There are two signature methods to choose from for the electronically filed Form 2290. The Form 8453-EX, Excise Tax Declaration, and the Form 8879-EX, IRS e-file Signature Authorization for Forms 720, 2290 and 8849. Both forms identify all parties involved in the transaction and provide space for the required signatures. Both the preparer and the client must sign the proper form.  Which of the two signature authorization forms is used, depends on how the e-filing software is set up with the IRS. And YES, all preparers must be set up with the IRS, even if they only do 2290s.[2]

This is important because an electronically transmitted return will not be considered complete without one of the following two forms:

  • Form 8453-EX is signed by the taxpayer, scanned into a PDF file, and transmitted with the return to the IRS.
  • Form 8879-EX is used to select a PIN that is used to electronically sign the return when it is filed through an ERO. (more on EROs below)

Wondering which form to use?


The first and simplest option is Form 8453-EX. This form can be used by any preparer with a Preparers Tax Identification Number (PTIN). PTINs are issued by the IRS to anyone who accepts a fee to prepare federal tax returns. If the Form 8453-EX signature method is used when the Form 2290 is e-filed, a copy of the signed Form 8453-EX is required to be attached to the 2290 you submit.


The second option is Form 8879-EX. This form can be used by a preparer who has a PTIN and an EFIN. An EFIN is an Electronic Filers ID Number. The Form 8879-EX must be signed by the preparer and the taxpayer. The form is not sent to the IRS unless it is requested.  The completed form is retained by the preparer for 3 years from the due date or the IRS received date, whichever is later. This form is used when both the taxpayer and the Electronic Return Originator (ERO) agree to use a PIN for the taxpayer’s signature on an electronically filed return. A preparer becomes an ERO by taking extra steps with the IRS to set up their company to e-file.

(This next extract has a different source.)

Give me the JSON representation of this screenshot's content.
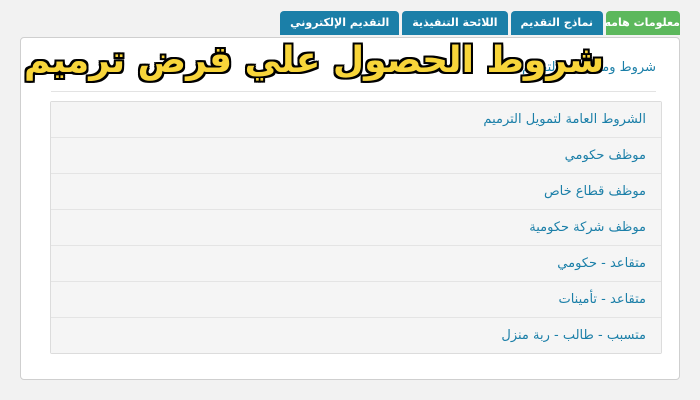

Penalties for not getting the tax payers signature can be extremely steep. Often more than a preparer charged to file the form in the first place. Here’s a simple list of possible penalties from U.S. Code § 6695:[3]

  • $50 per return if you fail to give a copy to the taxpayer (section a)
  • $50 per return if the preparer doesn’t sign (section b)
  • $50 per return if you fail to list your identifying tax number (PTIN) on a return. (section c)

There are more penalties listed in U.S. Code § 6695 and penalties are also scheduled to increase with inflation so they could be going up in the coming years. There are also more penalties listed in other IRC Sections but hopefully just what’s listed is enough incentive to take the extra step to get the right signature authorization form. Most preparers wait for payment before they file the 2290 anyway, so if a preparer gives the client the proper signature authorization at the same time they provide the invoice, it doesn’t take any extra time to be compliant.

Please feel free to call us here at 2290Tax with your questions about signature authorization. We can direct you to the online applications for your PTIN and EFIN, to the legal code that backs up what we’re saying, and are happy to help in any other way that we can.

Written by Casey Bullard